This past Saturday I was one of four writers who sat on a Science-Fiction panel at The Yale Bookstore to discuss how the genre sees the future. More to the point the event was called “Literary Futures,” and one of the main themes was addressing the concerns of Ray Bradbury’s Fahrenheit 451.
Censorship is a lifelong concern of mine. In history, both the East and West, religious and secularist, have been responsible for censorship on grotesque sales. In the West it was religious fundamentalists who obliterated the Great Library of Alexandria because of it’s “pagan” work, and which I explored in my novel Remembering Hypatia. In the East it was Ch’in Shi Huangdi who burned books of philosophical variety which disagreed with his preferred Legalist system. Even today, conservatives destroy books they feel are “godless” while liberals scorch away books that are “politically incorrect.”
But today (and this is a point I made at Yale) we are becoming a digital world. Without hard-copies, censorship can now occur in an insidious and invisible way.

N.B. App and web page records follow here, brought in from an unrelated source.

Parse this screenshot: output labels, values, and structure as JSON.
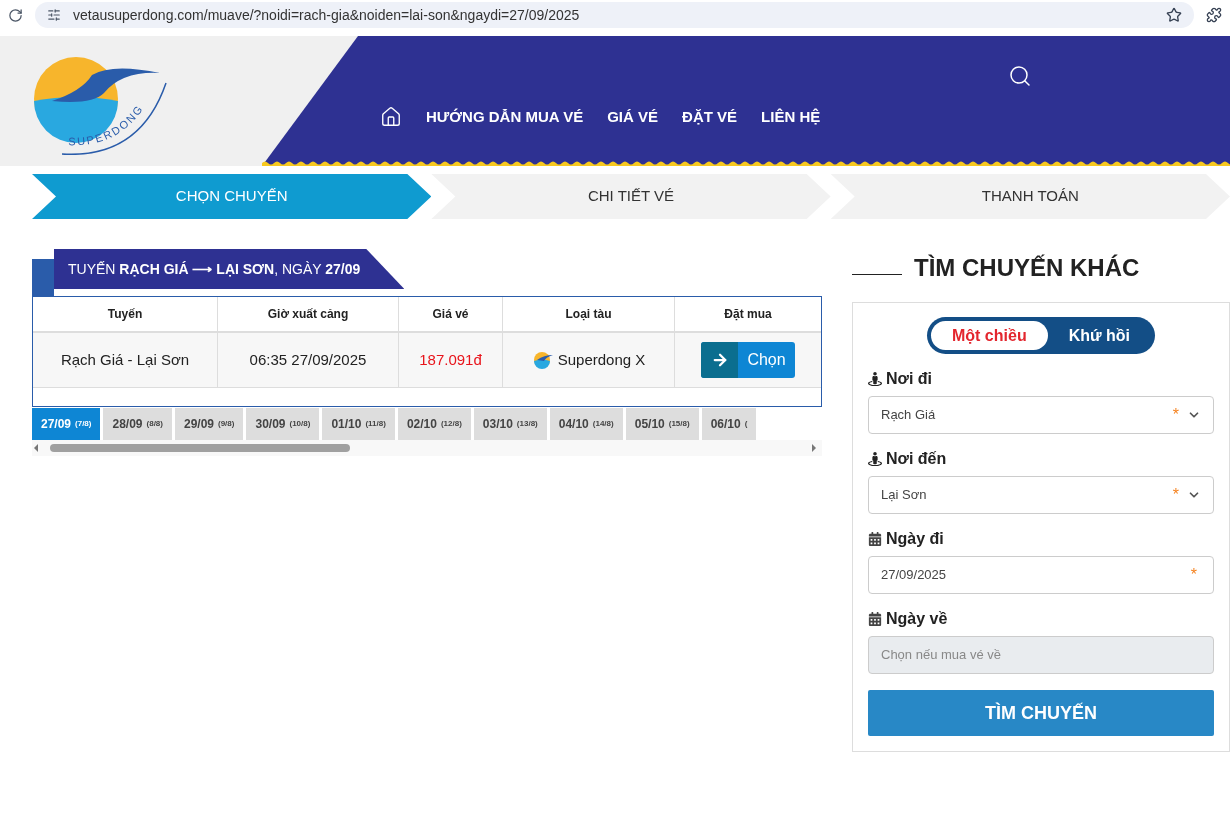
{
  "browser": {
    "url": "vetausuperdong.com/muave/?noidi=rach-gia&noiden=lai-son&ngaydi=27/09/2025"
  },
  "header": {
    "logo_text": "SUPERDONG",
    "nav": [
      "HƯỚNG DẪN MUA VÉ",
      "GIÁ VÉ",
      "ĐẶT VÉ",
      "LIÊN HỆ"
    ]
  },
  "steps": [
    {
      "label": "CHỌN CHUYẾN",
      "selected": true
    },
    {
      "label": "CHI TIẾT VÉ",
      "selected": false
    },
    {
      "label": "THANH TOÁN",
      "selected": false
    }
  ],
  "route_banner": "TUYẾN **RẠCH GIÁ ⟶ LẠI SƠN**, NGÀY **27/09**",
  "table": {
    "columns": [
      "Tuyến",
      "Giờ xuất cảng",
      "Giá vé",
      "Loại tàu",
      "Đặt mua"
    ],
    "rows": [
      {
        "route": "Rạch Giá - Lại Sơn",
        "departure": "06:35 27/09/2025",
        "price": "187.091đ",
        "ship": "Superdong X",
        "action": "Chọn"
      }
    ]
  },
  "date_tabs": [
    {
      "date": "27/09",
      "count": "(7/8)",
      "selected": true
    },
    {
      "date": "28/09",
      "count": "(8/8)",
      "selected": false
    },
    {
      "date": "29/09",
      "count": "(9/8)",
      "selected": false
    },
    {
      "date": "30/09",
      "count": "(10/8)",
      "selected": false
    },
    {
      "date": "01/10",
      "count": "(11/8)",
      "selected": false
    },
    {
      "date": "02/10",
      "count": "(12/8)",
      "selected": false
    },
    {
      "date": "03/10",
      "count": "(13/8)",
      "selected": false
    },
    {
      "date": "04/10",
      "count": "(14/8)",
      "selected": false
    },
    {
      "date": "05/10",
      "count": "(15/8)",
      "selected": false
    },
    {
      "date": "06/10",
      "count": "(",
      "selected": false
    }
  ],
  "search": {
    "title": "TÌM CHUYẾN KHÁC",
    "trip_types": [
      {
        "label": "Một chiều",
        "selected": true
      },
      {
        "label": "Khứ hồi",
        "selected": false
      }
    ],
    "fields": [
      {
        "kind": "select",
        "label": "Nơi đi",
        "value": "Rạch Giá",
        "required_mark": "*"
      },
      {
        "kind": "select",
        "label": "Nơi đến",
        "value": "Lại Sơn",
        "required_mark": "*"
      },
      {
        "kind": "input",
        "label": "Ngày đi",
        "value": "27/09/2025",
        "required_mark": "*"
      },
      {
        "kind": "disabled",
        "label": "Ngày về",
        "placeholder": "Chọn nếu mua vé về"
      }
    ],
    "submit": "TÌM CHUYẾN"
  }
}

Put it this way: Yesterday’s burnings required at least 451 degrees; tomorrow’s censorship will be done not with torches, but with a search-and-replace command.

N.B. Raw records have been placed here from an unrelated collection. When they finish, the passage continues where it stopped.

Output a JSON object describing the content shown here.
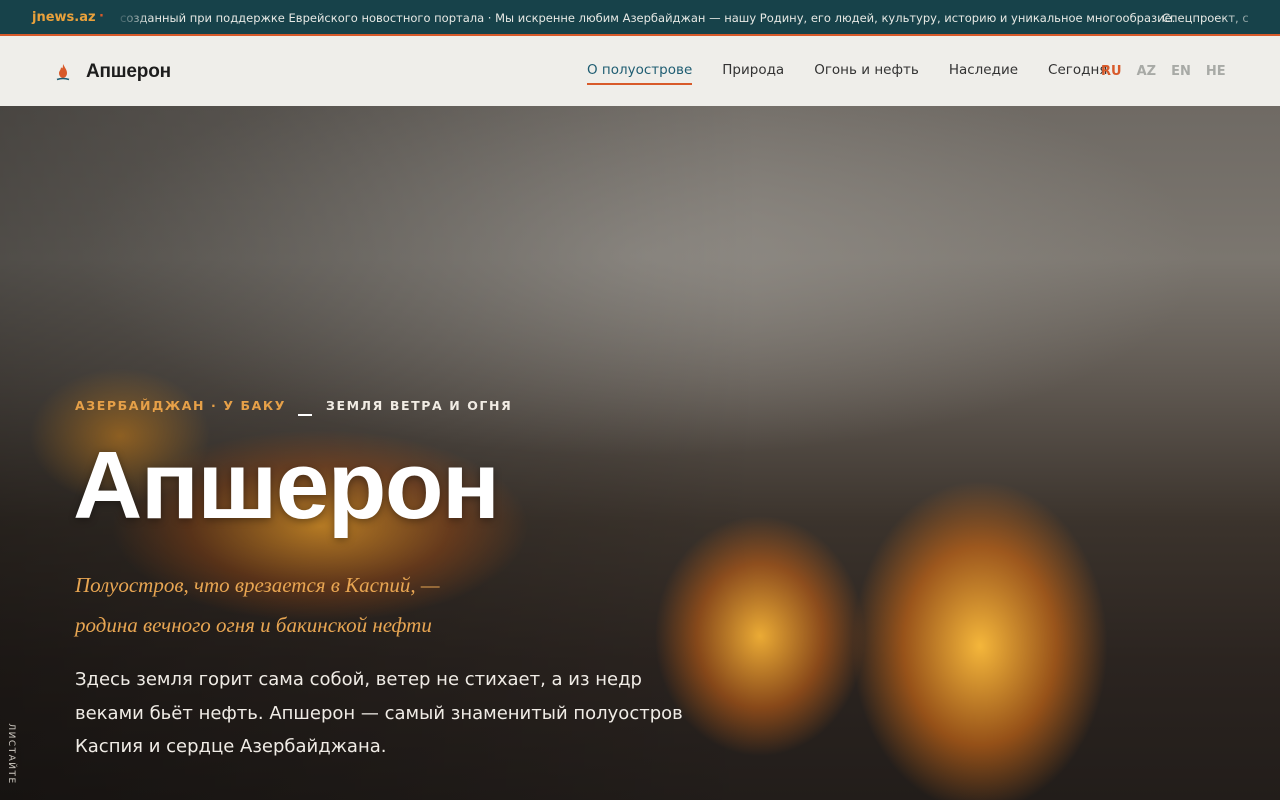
{
  "ticker": {
    "brand": "jnews.az",
    "separator": "·",
    "text": "созданный при поддержке Еврейского новостного портала · Мы искренне любим Азербайджан — нашу Родину, его людей, культуру, историю и уникальное многообразие.",
    "text_continued": "Спецпроект, с"
  },
  "header": {
    "logo_title": "Апшерон",
    "logo_icon": "flame-icon",
    "nav": [
      {
        "label": "О полуострове",
        "active": true
      },
      {
        "label": "Природа",
        "active": false
      },
      {
        "label": "Огонь и нефть",
        "active": false
      },
      {
        "label": "Наследие",
        "active": false
      },
      {
        "label": "Сегодня",
        "active": false
      }
    ],
    "languages": [
      {
        "label": "RU",
        "active": true
      },
      {
        "label": "AZ",
        "active": false
      },
      {
        "label": "EN",
        "active": false
      },
      {
        "label": "HE",
        "active": false
      }
    ]
  },
  "hero": {
    "kicker_1": "АЗЕРБАЙДЖАН · У БАКУ",
    "kicker_2": "ЗЕМЛЯ ВЕТРА И ОГНЯ",
    "title": "Апшерон",
    "subtitle_line1": "Полуостров, что врезается в Каспий, —",
    "subtitle_line2": "родина вечного огня и бакинской нефти",
    "lead": "Здесь земля горит сама собой, ветер не стихает, а из недр веками бьёт нефть. Апшерон — самый знаменитый полуостров Каспия и сердце Азербайджана.",
    "scroll_hint": "ЛИСТАЙТЕ"
  },
  "colors": {
    "accent": "#d85a2a",
    "ticker_bg": "#17424a",
    "header_bg": "#efeeea",
    "nav_active": "#1f5d72",
    "kicker": "#e6a048",
    "subtitle": "#e7a552"
  }
}
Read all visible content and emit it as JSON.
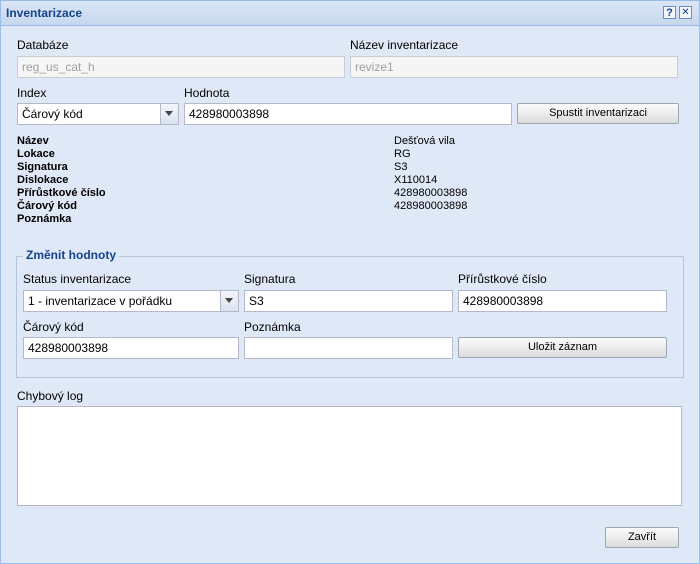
{
  "window": {
    "title": "Inventarizace",
    "help_label": "?",
    "close_label": "✕"
  },
  "database": {
    "label": "Databáze",
    "value": "reg_us_cat_h"
  },
  "inventory_name": {
    "label": "Název inventarizace",
    "value": "revize1"
  },
  "index": {
    "label": "Index",
    "value": "Čárový kód"
  },
  "hodnota": {
    "label": "Hodnota",
    "value": "428980003898"
  },
  "start_button": "Spustit inventarizaci",
  "info": [
    {
      "key": "Název",
      "value": "Dešťová vila"
    },
    {
      "key": "Lokace",
      "value": "RG"
    },
    {
      "key": "Signatura",
      "value": "S3"
    },
    {
      "key": "Dislokace",
      "value": "X110014"
    },
    {
      "key": "Přírůstkové číslo",
      "value": "428980003898"
    },
    {
      "key": "Čárový kód",
      "value": "428980003898"
    },
    {
      "key": "Poznámka",
      "value": ""
    }
  ],
  "change": {
    "legend": "Změnit hodnoty",
    "status_label": "Status inventarizace",
    "status_value": "1 - inventarizace v pořádku",
    "signatura_label": "Signatura",
    "signatura_value": "S3",
    "prirustkove_label": "Přírůstkové číslo",
    "prirustkove_value": "428980003898",
    "carovy_label": "Čárový kód",
    "carovy_value": "428980003898",
    "poznamka_label": "Poznámka",
    "poznamka_value": "",
    "save_button": "Uložit záznam"
  },
  "error_log": {
    "label": "Chybový log",
    "value": ""
  },
  "close_button": "Zavřít"
}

It was a great discussion. The New Haven audience was terrific, and I had the chance to meet with fellow panelist Esther M. Friesner, a Nebula-award-winning writer and editor of the titillatingly titled anthology Chicks in Chainmail. She has a wonderfully sharp sense of humor, and we spoke for long after the event was over.
Later that afternoon, my girlfriend and I went strawberry picking — kind of funny, that an hour after I was talking about the far future I’m suddenly indulging in one of the oldest activities of our hunter-gatherer origins. I wonder if digital strawberries will tell our brains they are as good as the real thing.

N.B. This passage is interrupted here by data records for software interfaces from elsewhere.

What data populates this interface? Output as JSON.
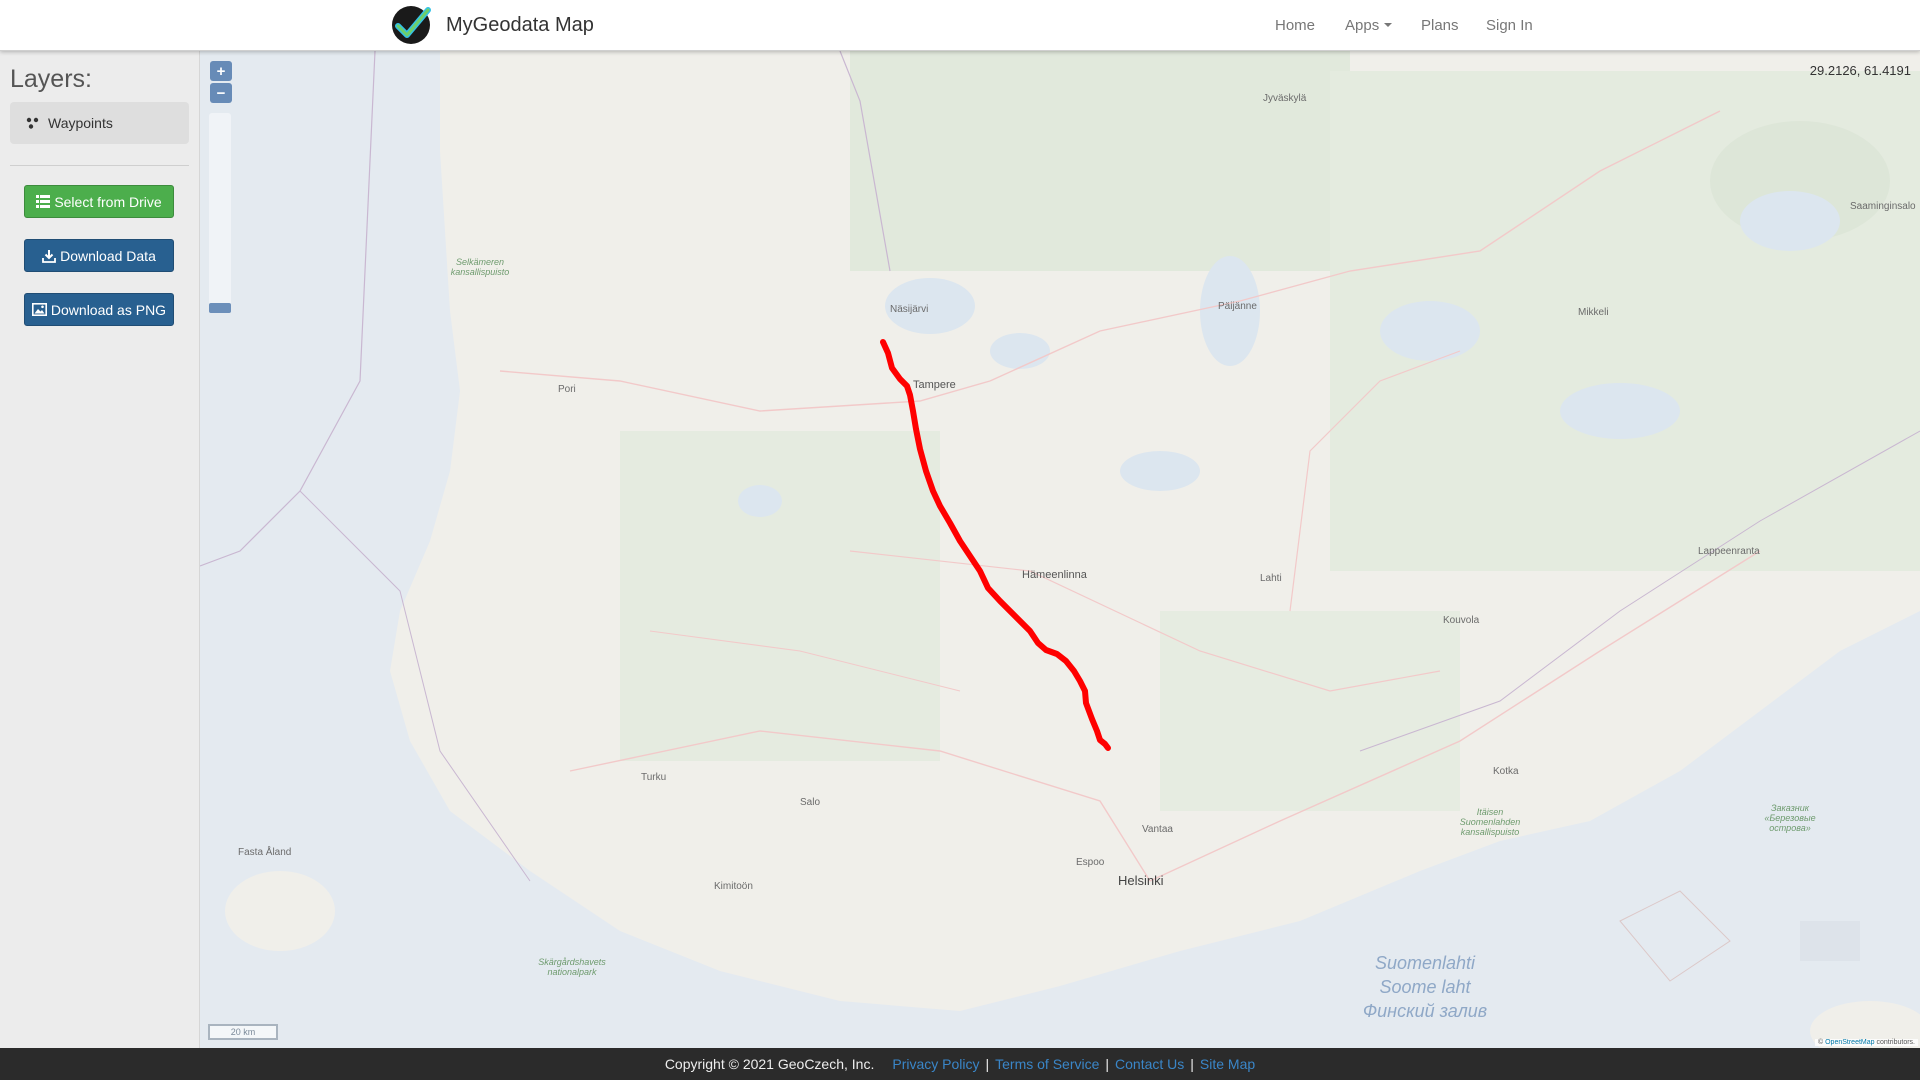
{
  "header": {
    "brand_name": "MyGeodata Map",
    "nav": [
      {
        "label": "Home"
      },
      {
        "label": "Apps",
        "has_caret": true
      },
      {
        "label": "Plans"
      },
      {
        "label": "Sign In"
      }
    ]
  },
  "sidebar": {
    "title": "Layers:",
    "layers": [
      {
        "label": "Waypoints",
        "icon": "waypoints-icon"
      }
    ],
    "buttons": {
      "select_drive": "Select from Drive",
      "download_data": "Download Data",
      "download_png": "Download as PNG"
    }
  },
  "map": {
    "coordinates": "29.2126, 61.4191",
    "zoom_in": "+",
    "zoom_out": "−",
    "scale_label": "20 km",
    "attribution_prefix": "© ",
    "attribution_link": "OpenStreetMap",
    "attribution_suffix": " contributors.",
    "route_color": "#ff0000",
    "places": {
      "jyvaskyla": "Jyväskylä",
      "naasijarvi": "Näsijärvi",
      "tampere": "Tampere",
      "pori": "Pori",
      "paijanne": "Päijänne",
      "mikkeli": "Mikkeli",
      "hameenlinna": "Hämeenlinna",
      "lahti": "Lahti",
      "kouvola": "Kouvola",
      "lappeenranta": "Lappeenranta",
      "kotka": "Kotka",
      "turku": "Turku",
      "salo": "Salo",
      "vantaa": "Vantaa",
      "espoo": "Espoo",
      "helsinki": "Helsinki",
      "kimitoon": "Kimitoön",
      "fasta_aland": "Fasta Åland",
      "saaminginsalo": "Saaminginsalo",
      "selkameren": "Selkämeren kansallispuisto",
      "skargards": "Skärgårdshavets nationalpark",
      "itainen": "Itäisen Suomenlahden kansallispuisto",
      "russian_islands": "Заказник «Березовые острова»",
      "gulf_fi": "Suomenlahti",
      "gulf_et": "Soome laht",
      "gulf_ru": "Финский залив"
    }
  },
  "footer": {
    "copyright": "Copyright © 2021 GeoCzech, Inc.",
    "links": [
      "Privacy Policy",
      "Terms of Service",
      "Contact Us",
      "Site Map"
    ],
    "separator": "|"
  }
}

Watching this Week: The Mothman Prophecies, Gattaca, and Double Indemnity.
Reading this Week: The Templars and the Assassins by James Wasserman